Virginia state House: 57th District

Susanna Gibson (D) vs. David Owen (R)

What we’ll learn: Are sex scandals fatal in the post-Trump era?

Previous election: N/A (redistricting)

2021 gubernatorial election: Glenn Youngkin (R) 51%, Terry McAuliffe (D) 48%

We can all pretend that we’re above the prudent interest in Gibson’s electoral fortunes, after the Democratic nominee was revealed back in September to have had sex with her husband on a live-streaming porn site. But let’s get real. Of the 100 state House races, this is the first one many people are checking.

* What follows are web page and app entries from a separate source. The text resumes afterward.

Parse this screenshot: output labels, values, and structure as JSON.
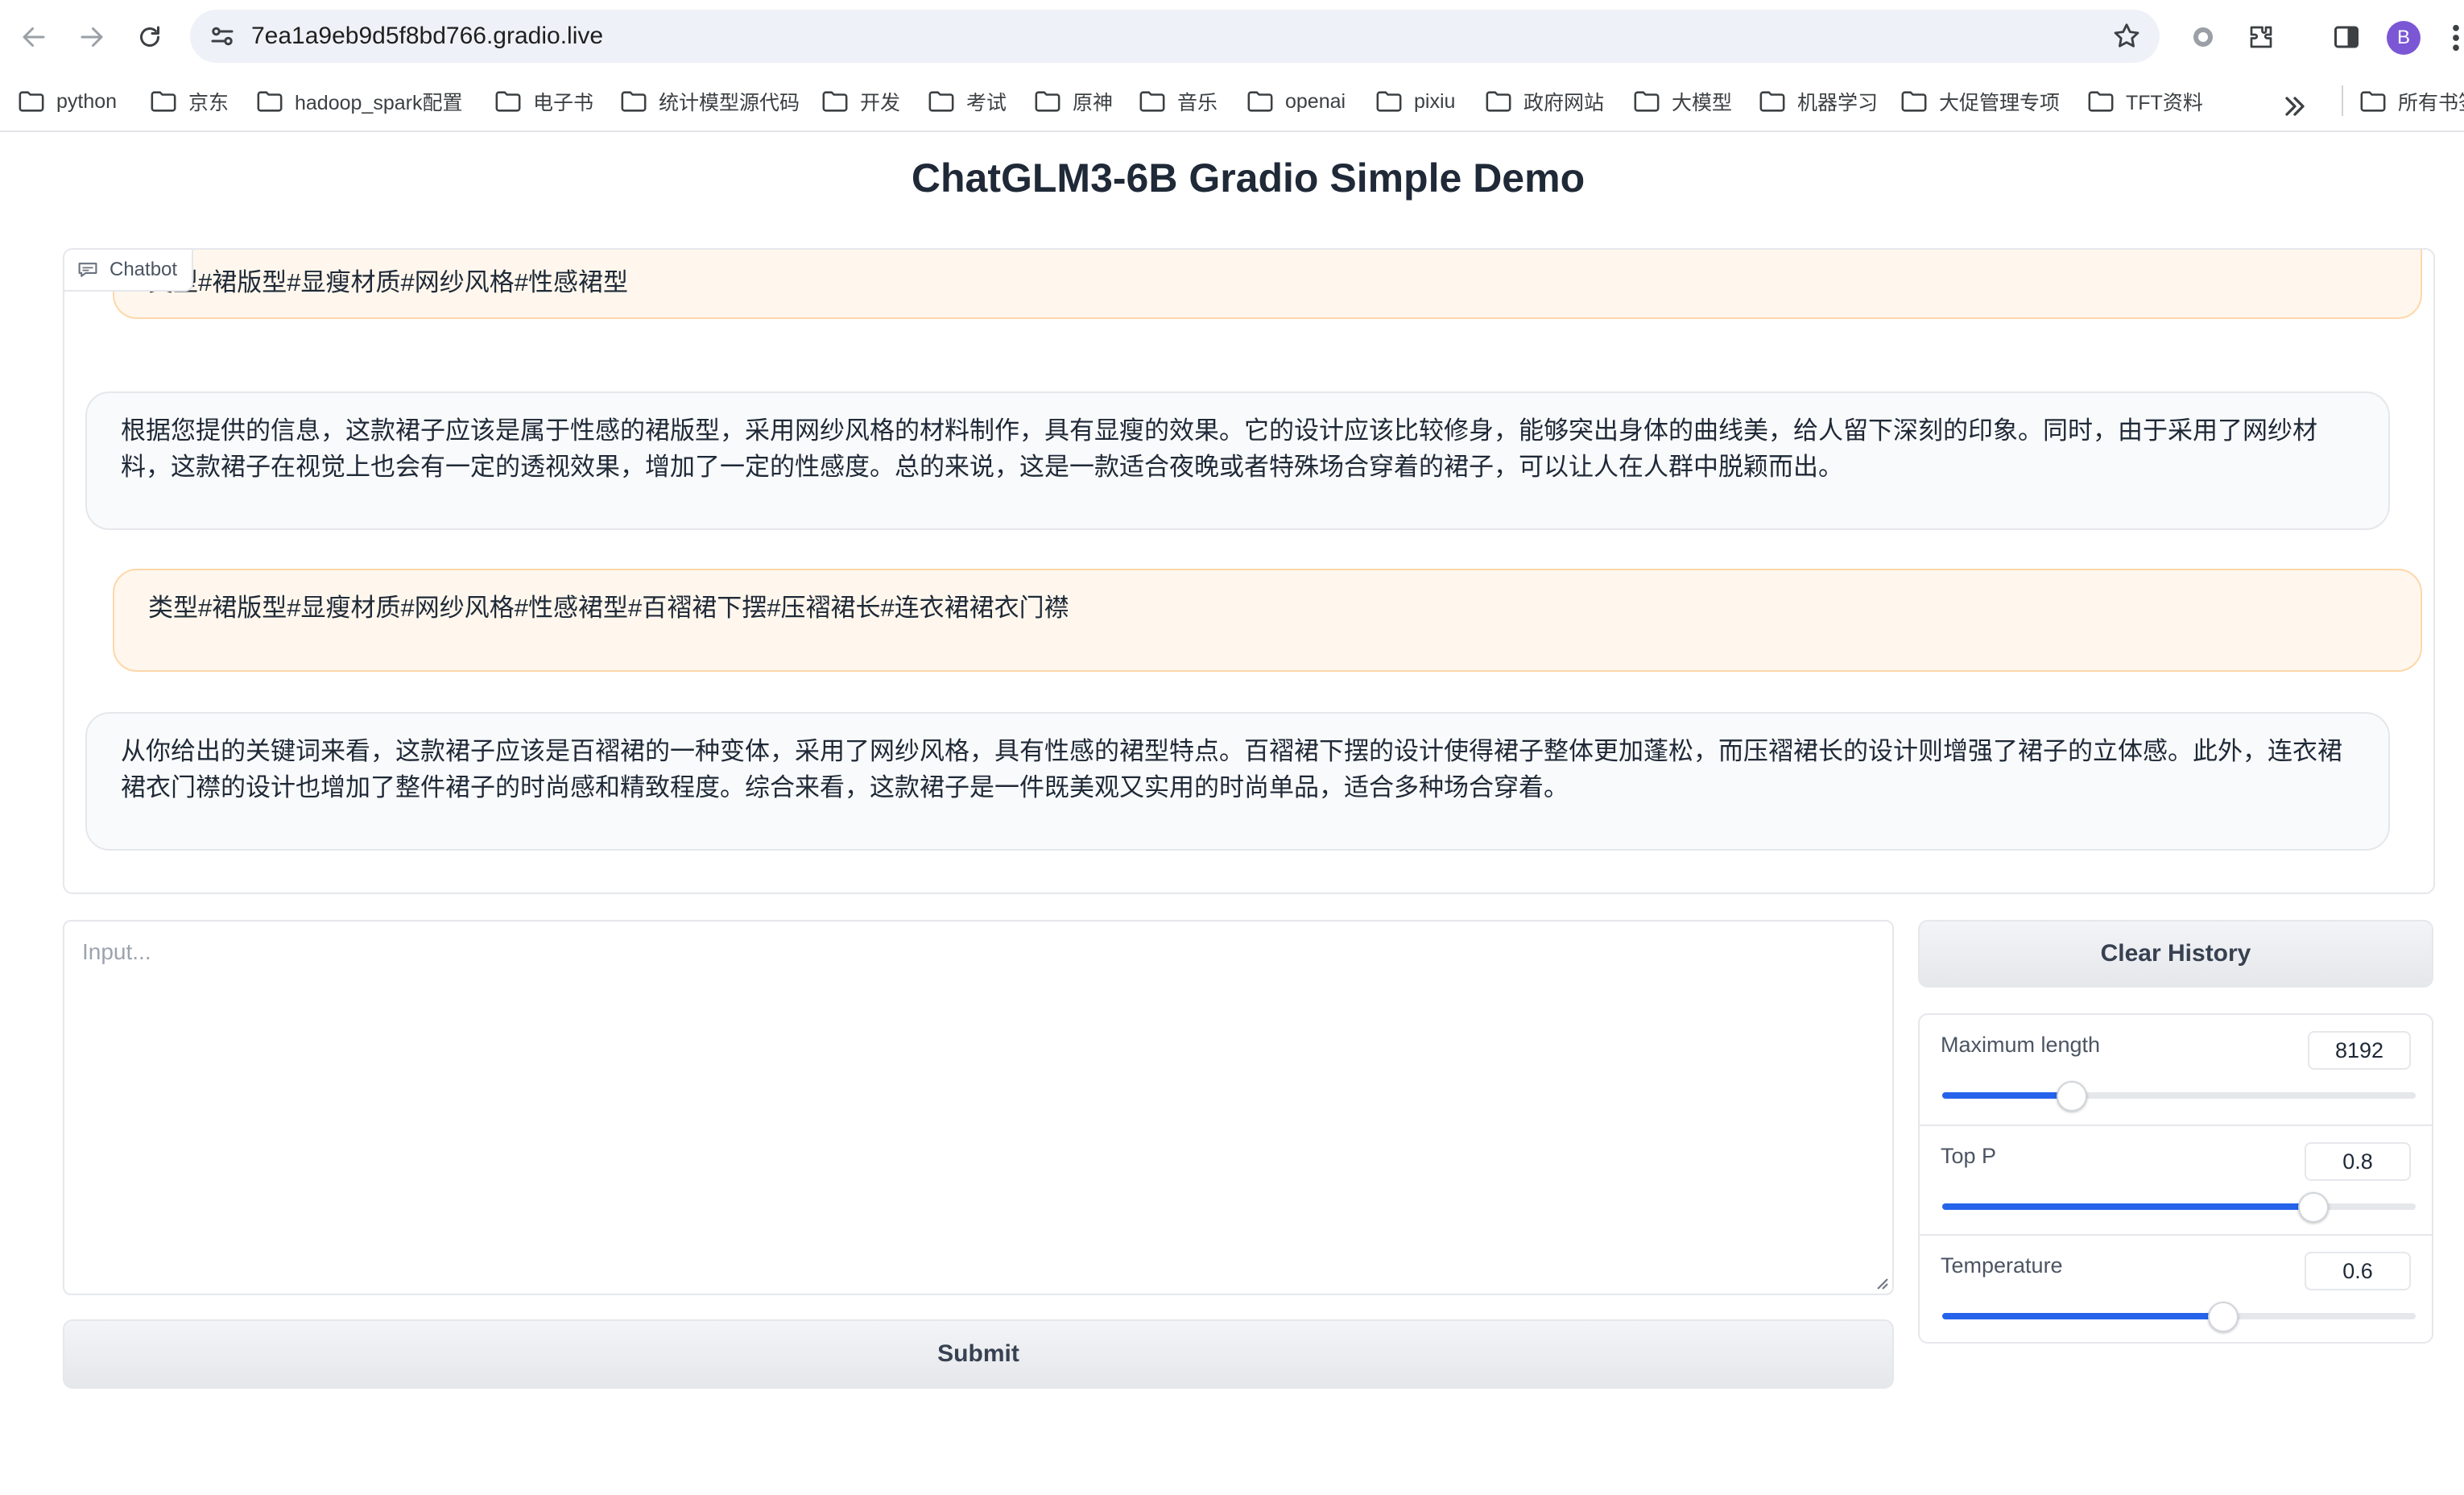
{
  "browser": {
    "url": "7ea1a9eb9d5f8bd766.gradio.live",
    "profile_initial": "B",
    "bookmarks": [
      "python",
      "京东",
      "hadoop_spark配置",
      "电子书",
      "统计模型源代码",
      "开发",
      "考试",
      "原神",
      "音乐",
      "openai",
      "pixiu",
      "政府网站",
      "大模型",
      "机器学习",
      "大促管理专项",
      "TFT资料"
    ],
    "bookmarks_overflow": "所有书签"
  },
  "app": {
    "title": "ChatGLM3-6B Gradio Simple Demo",
    "chatbot_label": "Chatbot",
    "messages": [
      {
        "role": "user",
        "text": "类型#裙版型#显瘦材质#网纱风格#性感裙型"
      },
      {
        "role": "bot",
        "text": "根据您提供的信息，这款裙子应该是属于性感的裙版型，采用网纱风格的材料制作，具有显瘦的效果。它的设计应该比较修身，能够突出身体的曲线美，给人留下深刻的印象。同时，由于采用了网纱材料，这款裙子在视觉上也会有一定的透视效果，增加了一定的性感度。总的来说，这是一款适合夜晚或者特殊场合穿着的裙子，可以让人在人群中脱颖而出。"
      },
      {
        "role": "user",
        "text": "类型#裙版型#显瘦材质#网纱风格#性感裙型#百褶裙下摆#压褶裙长#连衣裙裙衣门襟"
      },
      {
        "role": "bot",
        "text": "从你给出的关键词来看，这款裙子应该是百褶裙的一种变体，采用了网纱风格，具有性感的裙型特点。百褶裙下摆的设计使得裙子整体更加蓬松，而压褶裙长的设计则增强了裙子的立体感。此外，连衣裙裙衣门襟的设计也增加了整件裙子的时尚感和精致程度。综合来看，这款裙子是一件既美观又实用的时尚单品，适合多种场合穿着。"
      }
    ],
    "input_placeholder": "Input...",
    "input_value": "",
    "submit_label": "Submit",
    "clear_label": "Clear History",
    "sliders": [
      {
        "label": "Maximum length",
        "value": "8192",
        "fraction": 0.27
      },
      {
        "label": "Top P",
        "value": "0.8",
        "fraction": 0.78
      },
      {
        "label": "Temperature",
        "value": "0.6",
        "fraction": 0.59
      }
    ]
  },
  "colors": {
    "accent": "#2563eb",
    "user_bubble": "#fff7ed",
    "bot_bubble": "#f9fafb"
  }
}
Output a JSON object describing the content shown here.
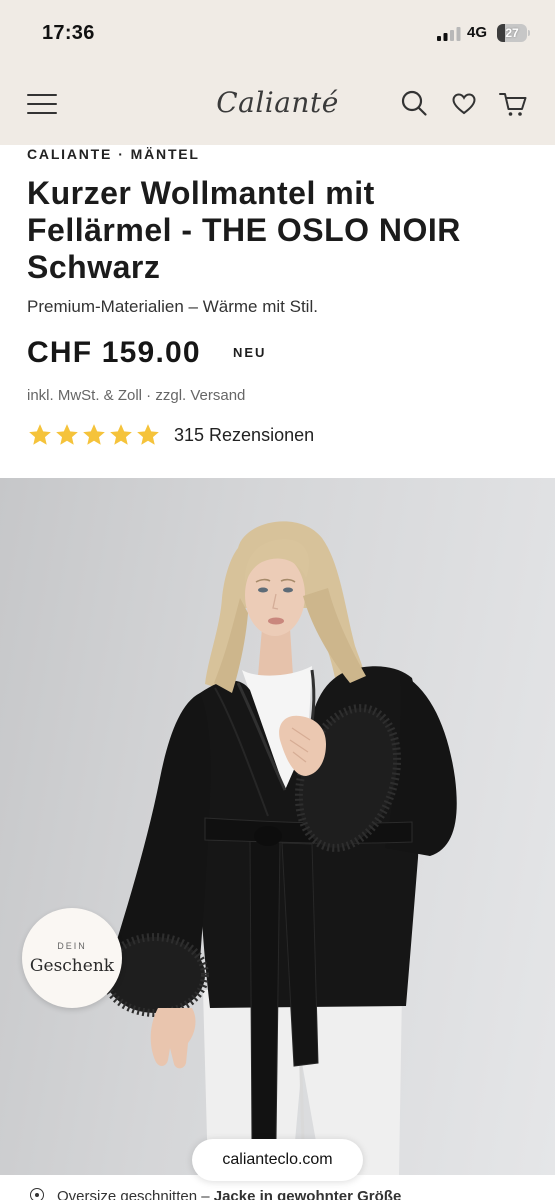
{
  "status_bar": {
    "time": "17:36",
    "network": "4G",
    "battery": "27"
  },
  "header": {
    "logo": "Calianté",
    "icons": [
      "menu-icon",
      "search-icon",
      "heart-icon",
      "cart-icon"
    ]
  },
  "product": {
    "breadcrumb": {
      "items": [
        "CALIANTE",
        "MÄNTEL"
      ],
      "separator": "·"
    },
    "title": "Kurzer Wollmantel mit Fellärmel - THE OSLO NOIR Schwarz",
    "tagline": "Premium-Materialien – Wärme mit Stil.",
    "price": "CHF 159.00",
    "badge": "NEU",
    "tax_note": "inkl. MwSt. & Zoll · zzgl. Versand",
    "rating": 5,
    "reviews": "315 Rezensionen"
  },
  "gallery": {
    "gift_badge": {
      "line1": "DEIN",
      "line2": "Geschenk"
    }
  },
  "feature": {
    "icon": "info-icon",
    "text": "Oversize geschnitten – ",
    "emphasis": "Jacke in gewohnter Größe"
  },
  "browser": {
    "url": "calianteclo.com"
  },
  "colors": {
    "header_bg": "#f0ebe5",
    "star": "#f5c33b",
    "text": "#1c1c1c"
  }
}
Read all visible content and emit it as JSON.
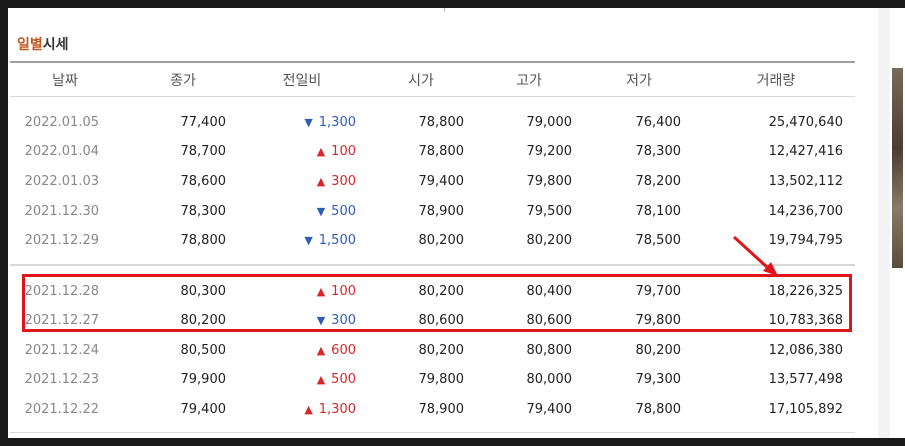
{
  "section_title": {
    "highlight": "일별",
    "rest": "시세"
  },
  "columns": [
    "날짜",
    "종가",
    "전일비",
    "시가",
    "고가",
    "저가",
    "거래량"
  ],
  "colors": {
    "up": "#d8262a",
    "down": "#2e5db8",
    "annotation": "#e0151b",
    "title_accent": "#c0571f"
  },
  "rows": [
    {
      "date": "2022.01.05",
      "close": "77,400",
      "dir": "down",
      "change": "1,300",
      "open": "78,800",
      "high": "79,000",
      "low": "76,400",
      "volume": "25,470,640"
    },
    {
      "date": "2022.01.04",
      "close": "78,700",
      "dir": "up",
      "change": "100",
      "open": "78,800",
      "high": "79,200",
      "low": "78,300",
      "volume": "12,427,416"
    },
    {
      "date": "2022.01.03",
      "close": "78,600",
      "dir": "up",
      "change": "300",
      "open": "79,400",
      "high": "79,800",
      "low": "78,200",
      "volume": "13,502,112"
    },
    {
      "date": "2021.12.30",
      "close": "78,300",
      "dir": "down",
      "change": "500",
      "open": "78,900",
      "high": "79,500",
      "low": "78,100",
      "volume": "14,236,700"
    },
    {
      "date": "2021.12.29",
      "close": "78,800",
      "dir": "down",
      "change": "1,500",
      "open": "80,200",
      "high": "80,200",
      "low": "78,500",
      "volume": "19,794,795"
    },
    {
      "date": "2021.12.28",
      "close": "80,300",
      "dir": "up",
      "change": "100",
      "open": "80,200",
      "high": "80,400",
      "low": "79,700",
      "volume": "18,226,325"
    },
    {
      "date": "2021.12.27",
      "close": "80,200",
      "dir": "down",
      "change": "300",
      "open": "80,600",
      "high": "80,600",
      "low": "79,800",
      "volume": "10,783,368"
    },
    {
      "date": "2021.12.24",
      "close": "80,500",
      "dir": "up",
      "change": "600",
      "open": "80,200",
      "high": "80,800",
      "low": "80,200",
      "volume": "12,086,380"
    },
    {
      "date": "2021.12.23",
      "close": "79,900",
      "dir": "up",
      "change": "500",
      "open": "79,800",
      "high": "80,000",
      "low": "79,300",
      "volume": "13,577,498"
    },
    {
      "date": "2021.12.22",
      "close": "79,400",
      "dir": "up",
      "change": "1,300",
      "open": "78,900",
      "high": "79,400",
      "low": "78,800",
      "volume": "17,105,892"
    }
  ],
  "annotation": {
    "icon": "arrow-down-right-icon"
  }
}
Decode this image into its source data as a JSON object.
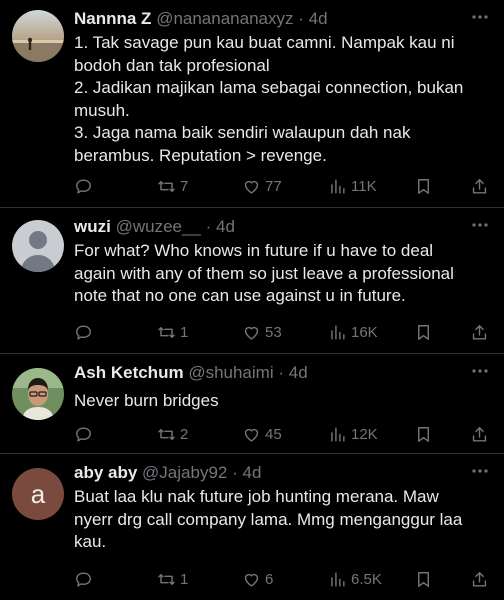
{
  "tweets": [
    {
      "name": "Nannna Z",
      "handle": "@nananananaxyz",
      "sep": "·",
      "time": "4d",
      "avatar_kind": "photo-beach",
      "lines": [
        "1. Tak savage pun kau buat camni. Nampak kau ni",
        "bodoh dan tak profesional",
        "2. Jadikan majikan lama sebagai connection, bukan",
        "musuh.",
        "3. Jaga nama baik sendiri walaupun dah nak",
        "berambus. Reputation > revenge."
      ],
      "replies": "",
      "retweets": "7",
      "likes": "77",
      "views": "11K"
    },
    {
      "name": "wuzi",
      "handle": "@wuzee__",
      "sep": "·",
      "time": "4d",
      "avatar_kind": "default-person",
      "lines": [
        "For what? Who knows in future if u have to deal",
        "again with any of them so just leave a professional",
        "note that no one can use against u in future."
      ],
      "replies": "",
      "retweets": "1",
      "likes": "53",
      "views": "16K"
    },
    {
      "name": "Ash Ketchum",
      "handle": "@shuhaimi",
      "sep": "·",
      "time": "4d",
      "avatar_kind": "photo-man",
      "lines": [
        "Never burn bridges"
      ],
      "replies": "",
      "retweets": "2",
      "likes": "45",
      "views": "12K"
    },
    {
      "name": "aby aby",
      "handle": "@Jajaby92",
      "sep": "·",
      "time": "4d",
      "avatar_kind": "letter",
      "avatar_letter": "a",
      "lines": [
        "Buat laa klu nak future job hunting merana. Maw",
        "nyerr drg call company lama. Mmg menganggur laa",
        "kau."
      ],
      "replies": "",
      "retweets": "1",
      "likes": "6",
      "views": "6.5K"
    }
  ],
  "colors": {
    "background": "#000000",
    "text": "#e7e9ea",
    "muted": "#71767b",
    "divider": "#2f3336",
    "letter_avatar": "#7a4a3e"
  },
  "icons": [
    "reply-icon",
    "retweet-icon",
    "like-icon",
    "views-icon",
    "bookmark-icon",
    "share-icon",
    "more-icon"
  ]
}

The state Republican Party sent out thousands of mailers with censored photos and quotes from Gibson’s explicit videos to highlight the scandal in the closing weeks of the race.

The race is a test of whether sex scandals are still shocking to voters. It’s competitive, suburban-Richmond territory, too: Youngkin carried it by roughly the same margin as the statewide result two years ago.

New Jersey state Senate: 3rd District

ED DURR (R) vs. John Burzichelli (D)

What we’ll learn: Can the author of 2021’s biggest electoral upset keep on truckin’?

Previous election: N/A (redistricting)

2020 presidential election: N/A

The most surprising election result of the last off-year race, in 2021, belonged to Durr, the former truck driver who beat state Senate President Steve Sweeney.

Now Durr faces his first reelection bid, and there have been some bumps along the way, including condemnation from fellow South Jersey GOP candidates over controversial Facebook posts Durr made or liked about abortion.

Republicans made gains in the 2021 state legislative elections, propelled by a strong performance by GOP gubernatorial candidate Jack Ciattarelli, who came within 3 points of ousting Democratic Gov. Phil Murphy.

Will Murphy and Democrats snap back? The indictment of Democratic Sen. Bob Menendez in September isn’t going to help.

Rhode Island congressional special election: 1st District

Gabe Amo (D) vs. Gerry Leonard (R)

What we’ll learn: Whether Democrats’ special-election overperformance continues

Previous election (2022): David Cicilline (D) 64%, Allen Waters (R) 36%

2020 presidential election: Biden 64%, Trump 35%

There’s little doubt that Amo, the former Biden White House aide who won a September primary to replace Cicilline, will win Tuesday’s special election.

But the margin matters, at least as a potential 2024 indicator. Democrats have generally overperformed in special elections this year — but of the 27 such races, only one was for a congressional seat. The others were in much smaller state legislative districts.

Suffolk County (NY) executive

Ed Romaine (R) vs. Dave Calone (D)

What we’ll learn: Is New York’s red wave still going after the GOP’s 2022 midterm success?

Previous election (2019): Steve Bellone (D) 56%, John Kennedy (R) 43%

2020 presidential election: Trump (R) 49%, Biden (D) 49%

Of the nation’s 25 most-populous counties, Suffolk County, which comprises the eastern half of Long Island, is the only one Trump carried in 2020 (and he only carried it by about three-hundredths of a percentage point).

Democrats avoided a “red wave” generally in 2022, but not in New York — and especially not on Long Island, where Republicans swept the state’s four congressional seats thanks to a strong top-of-the-ticket performance by then-Rep. Lee Zeldin, a Long Islander who came within six points of ousting Democratic Gov. Kathy Hochul.

The race between Romaine, the Republican supervisor of Brookhaven Town, and Democratic attorney and businessperson Calone will tell us whether Republicans are still ascendant on the Island, which could have greater implications for the battle to control the House: Reps. Nick LaLota, Andrew Garbarino, George Santos and Anthony D’Esposito are all among Republicans’ most vulnerable incumbents up next year.